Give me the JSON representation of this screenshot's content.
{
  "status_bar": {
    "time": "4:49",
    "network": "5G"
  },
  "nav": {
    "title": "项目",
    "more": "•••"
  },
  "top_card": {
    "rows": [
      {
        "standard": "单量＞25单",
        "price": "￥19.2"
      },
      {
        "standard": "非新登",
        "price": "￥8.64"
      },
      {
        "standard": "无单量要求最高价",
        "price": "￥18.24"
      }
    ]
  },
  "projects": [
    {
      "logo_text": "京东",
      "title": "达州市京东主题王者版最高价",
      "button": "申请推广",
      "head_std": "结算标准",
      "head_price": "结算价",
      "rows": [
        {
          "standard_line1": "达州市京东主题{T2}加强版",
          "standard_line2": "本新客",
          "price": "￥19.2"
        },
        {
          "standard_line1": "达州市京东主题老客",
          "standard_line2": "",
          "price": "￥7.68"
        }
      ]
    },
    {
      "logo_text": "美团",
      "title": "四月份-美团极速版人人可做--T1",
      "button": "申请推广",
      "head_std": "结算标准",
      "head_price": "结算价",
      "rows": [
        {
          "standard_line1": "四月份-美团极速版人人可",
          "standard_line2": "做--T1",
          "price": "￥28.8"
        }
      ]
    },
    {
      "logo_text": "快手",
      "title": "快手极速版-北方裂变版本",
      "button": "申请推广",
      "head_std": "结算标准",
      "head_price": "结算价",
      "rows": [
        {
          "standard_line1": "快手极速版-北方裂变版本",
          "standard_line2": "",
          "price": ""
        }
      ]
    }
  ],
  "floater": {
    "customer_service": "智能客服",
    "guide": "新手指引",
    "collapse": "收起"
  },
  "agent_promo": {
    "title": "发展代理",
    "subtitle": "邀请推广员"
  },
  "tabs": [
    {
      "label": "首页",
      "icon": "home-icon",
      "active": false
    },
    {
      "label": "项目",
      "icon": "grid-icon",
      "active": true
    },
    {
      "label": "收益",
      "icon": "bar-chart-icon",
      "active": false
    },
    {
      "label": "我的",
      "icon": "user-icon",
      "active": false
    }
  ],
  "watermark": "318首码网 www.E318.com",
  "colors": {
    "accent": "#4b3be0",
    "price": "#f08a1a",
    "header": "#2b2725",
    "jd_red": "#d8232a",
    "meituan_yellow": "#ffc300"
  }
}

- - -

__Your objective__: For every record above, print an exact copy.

__Answer space__:
Give me the JSON representation of this screenshot's content.
{
  "status_bar": {
    "time": "4:49",
    "network": "5G"
  },
  "nav": {
    "title": "项目",
    "more": "•••"
  },
  "top_card": {
    "rows": [
      {
        "standard": "单量＞25单",
        "price": "￥19.2"
      },
      {
        "standard": "非新登",
        "price": "￥8.64"
      },
      {
        "standard": "无单量要求最高价",
        "price": "￥18.24"
      }
    ]
  },
  "projects": [
    {
      "logo_text": "京东",
      "title": "达州市京东主题王者版最高价",
      "button": "申请推广",
      "head_std": "结算标准",
      "head_price": "结算价",
      "rows": [
        {
          "standard_line1": "达州市京东主题{T2}加强版",
          "standard_line2": "本新客",
          "price": "￥19.2"
        },
        {
          "standard_line1": "达州市京东主题老客",
          "standard_line2": "",
          "price": "￥7.68"
        }
      ]
    },
    {
      "logo_text": "美团",
      "title": "四月份-美团极速版人人可做--T1",
      "button": "申请推广",
      "head_std": "结算标准",
      "head_price": "结算价",
      "rows": [
        {
          "standard_line1": "四月份-美团极速版人人可",
          "standard_line2": "做--T1",
          "price": "￥28.8"
        }
      ]
    },
    {
      "logo_text": "快手",
      "title": "快手极速版-北方裂变版本",
      "button": "申请推广",
      "head_std": "结算标准",
      "head_price": "结算价",
      "rows": [
        {
          "standard_line1": "快手极速版-北方裂变版本",
          "standard_line2": "",
          "price": ""
        }
      ]
    }
  ],
  "floater": {
    "customer_service": "智能客服",
    "guide": "新手指引",
    "collapse": "收起"
  },
  "agent_promo": {
    "title": "发展代理",
    "subtitle": "邀请推广员"
  },
  "tabs": [
    {
      "label": "首页",
      "icon": "home-icon",
      "active": false
    },
    {
      "label": "项目",
      "icon": "grid-icon",
      "active": true
    },
    {
      "label": "收益",
      "icon": "bar-chart-icon",
      "active": false
    },
    {
      "label": "我的",
      "icon": "user-icon",
      "active": false
    }
  ],
  "watermark": "318首码网 www.E318.com",
  "colors": {
    "accent": "#4b3be0",
    "price": "#f08a1a",
    "header": "#2b2725",
    "jd_red": "#d8232a",
    "meituan_yellow": "#ffc300"
  }
}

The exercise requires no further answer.